It seems that Heath is quite unique. I ask all my friends if they had nicknames for their teachers. Some had nicknames for a few teachers. We had nicknames for every one of them. Some of them were obvious, some inventive, some amusing, one or two were derogatory, and one or two were obscure. I hated it when they were used in torment to abuse teachers, but I remember all of them fondly.

Speaking of remembering, I believe I can also remember the names of every boy in my class, although I'd struggle to tell you the names of many of the people I have worked with in my adult life. That five years back four decades ago must have had a huge impact on me.

If I could look out of my window, and the railway wasn’t in the way, I could see our old school. Although I disliked it at the time I was there, it's presence gives me a sense of quiet comfort. I do believe the lower playground is some buildings now. Is that right? No, don't tell me, I'll remember it as was. I wonder if schools still allow kids to play football on concrete.

I have just come across the website for Heath Old Boys, and was pleasantly surprised to read a letter from myself on there. It is rather out of date now, so I thought you might like an update.

It’s nice to name drop working at the BBC but, to be honest, it was only a six months taster employment. Aunty Beeb showing her caring side. Still, I got a taste for the work and can now name drop HBOS and Sky as well. Although I can influence how they put things on their apps and website, I still can't influence what Sky put on TV.

I upped my game at the blind society too. I’m in my third year as Chairman. I didn’t want the job, but neither did anyone else, so I stepped up. Oddly, in the Society’s hundred and twenty odd year history, there has not been a blind Chair before. It still astonishes me that the committee listen to that boy who always ‘could try harder’ but never did at school.

Last week, I got my fifth guide dog. No, I don’t currently have five guide dogs. Chester is a black lab crossed with a donkey — he’s huge! Although he’s fully trained and I’m a seasoned GD owner, we have to go back to basic training to learn how we both do everything together.

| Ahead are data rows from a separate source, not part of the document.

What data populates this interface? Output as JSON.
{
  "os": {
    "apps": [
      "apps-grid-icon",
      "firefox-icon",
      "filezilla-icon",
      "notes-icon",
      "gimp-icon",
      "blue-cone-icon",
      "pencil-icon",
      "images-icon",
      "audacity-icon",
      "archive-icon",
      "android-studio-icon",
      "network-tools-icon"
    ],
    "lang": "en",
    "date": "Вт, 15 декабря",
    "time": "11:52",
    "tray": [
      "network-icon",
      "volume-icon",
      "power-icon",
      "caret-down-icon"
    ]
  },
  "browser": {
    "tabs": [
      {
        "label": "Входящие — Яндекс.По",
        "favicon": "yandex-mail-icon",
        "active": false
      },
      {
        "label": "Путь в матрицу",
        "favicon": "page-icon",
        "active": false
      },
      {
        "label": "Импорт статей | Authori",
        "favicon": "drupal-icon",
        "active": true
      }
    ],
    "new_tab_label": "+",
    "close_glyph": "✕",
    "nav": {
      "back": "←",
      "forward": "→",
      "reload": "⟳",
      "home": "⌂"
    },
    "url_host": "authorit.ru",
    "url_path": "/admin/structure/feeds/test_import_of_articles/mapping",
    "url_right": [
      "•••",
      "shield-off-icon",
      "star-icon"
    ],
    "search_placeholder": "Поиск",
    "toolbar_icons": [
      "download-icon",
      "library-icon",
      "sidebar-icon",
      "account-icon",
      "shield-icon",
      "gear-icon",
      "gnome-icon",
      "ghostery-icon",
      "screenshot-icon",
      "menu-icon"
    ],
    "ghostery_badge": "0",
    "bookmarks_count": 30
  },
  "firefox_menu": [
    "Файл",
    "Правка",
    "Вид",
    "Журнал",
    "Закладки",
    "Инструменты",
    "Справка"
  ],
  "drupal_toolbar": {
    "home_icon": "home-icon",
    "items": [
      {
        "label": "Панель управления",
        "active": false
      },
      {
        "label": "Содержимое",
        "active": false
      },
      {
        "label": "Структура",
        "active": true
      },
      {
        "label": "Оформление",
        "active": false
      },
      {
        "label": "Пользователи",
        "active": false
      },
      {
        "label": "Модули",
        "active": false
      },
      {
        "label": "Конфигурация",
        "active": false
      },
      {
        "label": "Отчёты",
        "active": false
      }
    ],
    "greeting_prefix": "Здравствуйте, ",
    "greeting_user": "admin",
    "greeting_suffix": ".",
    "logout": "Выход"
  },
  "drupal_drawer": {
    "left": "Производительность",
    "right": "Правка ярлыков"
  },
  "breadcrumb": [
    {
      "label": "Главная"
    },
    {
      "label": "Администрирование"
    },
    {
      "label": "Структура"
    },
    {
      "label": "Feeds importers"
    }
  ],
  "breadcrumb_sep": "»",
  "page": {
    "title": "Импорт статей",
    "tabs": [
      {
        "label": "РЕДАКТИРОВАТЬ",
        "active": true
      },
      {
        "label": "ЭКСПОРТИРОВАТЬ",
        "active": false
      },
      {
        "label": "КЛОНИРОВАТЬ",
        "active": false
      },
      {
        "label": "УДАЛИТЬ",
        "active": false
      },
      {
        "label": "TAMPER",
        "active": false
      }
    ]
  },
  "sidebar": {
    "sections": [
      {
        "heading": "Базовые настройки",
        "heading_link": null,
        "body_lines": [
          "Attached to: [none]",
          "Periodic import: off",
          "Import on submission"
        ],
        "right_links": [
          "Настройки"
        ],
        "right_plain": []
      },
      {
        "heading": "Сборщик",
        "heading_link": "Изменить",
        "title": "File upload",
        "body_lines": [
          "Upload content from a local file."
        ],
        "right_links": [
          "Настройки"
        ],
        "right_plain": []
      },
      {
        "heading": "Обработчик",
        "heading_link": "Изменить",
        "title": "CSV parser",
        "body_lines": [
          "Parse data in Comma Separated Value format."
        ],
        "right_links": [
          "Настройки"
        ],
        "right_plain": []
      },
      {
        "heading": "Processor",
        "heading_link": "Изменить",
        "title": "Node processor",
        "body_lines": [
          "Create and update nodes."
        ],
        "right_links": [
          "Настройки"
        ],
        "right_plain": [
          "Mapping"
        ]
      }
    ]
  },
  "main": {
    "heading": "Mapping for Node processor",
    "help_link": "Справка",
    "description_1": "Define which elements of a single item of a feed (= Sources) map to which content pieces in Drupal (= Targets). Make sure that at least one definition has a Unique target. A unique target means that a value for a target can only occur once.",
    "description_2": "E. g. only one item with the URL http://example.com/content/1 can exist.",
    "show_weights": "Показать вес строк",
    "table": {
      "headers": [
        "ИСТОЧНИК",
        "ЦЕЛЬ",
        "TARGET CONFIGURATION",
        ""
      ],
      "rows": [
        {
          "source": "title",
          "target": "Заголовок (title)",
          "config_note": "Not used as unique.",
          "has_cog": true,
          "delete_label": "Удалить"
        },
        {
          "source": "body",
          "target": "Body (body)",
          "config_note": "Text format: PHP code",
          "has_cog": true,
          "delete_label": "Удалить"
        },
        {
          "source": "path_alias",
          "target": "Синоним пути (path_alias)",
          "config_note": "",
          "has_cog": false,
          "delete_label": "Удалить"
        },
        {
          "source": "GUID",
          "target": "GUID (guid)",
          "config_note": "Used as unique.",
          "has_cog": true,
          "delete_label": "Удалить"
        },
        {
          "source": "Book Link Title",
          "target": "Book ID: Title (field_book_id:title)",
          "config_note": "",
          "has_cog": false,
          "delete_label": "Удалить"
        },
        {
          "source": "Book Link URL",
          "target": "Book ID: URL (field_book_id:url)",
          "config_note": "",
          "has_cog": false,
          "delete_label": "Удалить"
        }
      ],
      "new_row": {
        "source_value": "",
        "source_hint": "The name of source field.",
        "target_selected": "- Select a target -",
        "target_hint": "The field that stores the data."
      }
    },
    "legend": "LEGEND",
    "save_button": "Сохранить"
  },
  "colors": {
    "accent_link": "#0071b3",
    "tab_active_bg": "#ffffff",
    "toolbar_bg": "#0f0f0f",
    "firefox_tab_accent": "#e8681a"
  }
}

So, if anyone sees me around town over the next few weeks I’d appreciate it if you didn’t distract him, especially if the GD trainer is watching.

Every year, I intend to come to the AGM dinner, but I’m always away when it’s on. This year... I’m away again. Sigh. Maybe next year.

Cheers
Barry Hill

I attended Heath from 1977 to 1982 and wasn’t exactly a model pupil. Attendance was more on a part time basis and, even when I was there, I wasted what I now know to be a very good opportunity. Still, I had a chance to make amends following a horrific car crash thirteen years ago that left me blind. In 1998, I enrolled at college and then went on to university in Huddersfield and, two years ago, came out with a respectable 2:1 BSc Hons in Behavioural Sciences.

Since then, I have worked, on a voluntary basis, on several health and disabilities committees, including the Halifax Society for the Blind for whom I advise on technology used by and for visually impaired people.

This degree and voluntary work put me in good stead for a recent job application, for which I am delighted to say that I have been successful. I will soon be working for the BBC as the Access Technology Manager. This will mean that I will work with the Access Technology Strategist to provide continuous support and advice to project managers, disabled people and Heads of technical services to ensure a cohesive and generic level of service across the BBC. This will be done by my providing advice and practical support using assistive technology, allowing people with diverse disabilities to use the in-house applications throughout the BBC. I’m sorry, guys. I won’t be able to influence programming schedules and content.

On reflection, I’m sure some of the lessons at Heath must have sunk in and provided a firm foundation for future education and consequent job offer. So, perhaps my time there wasn’t completely wasted.

Barry Hill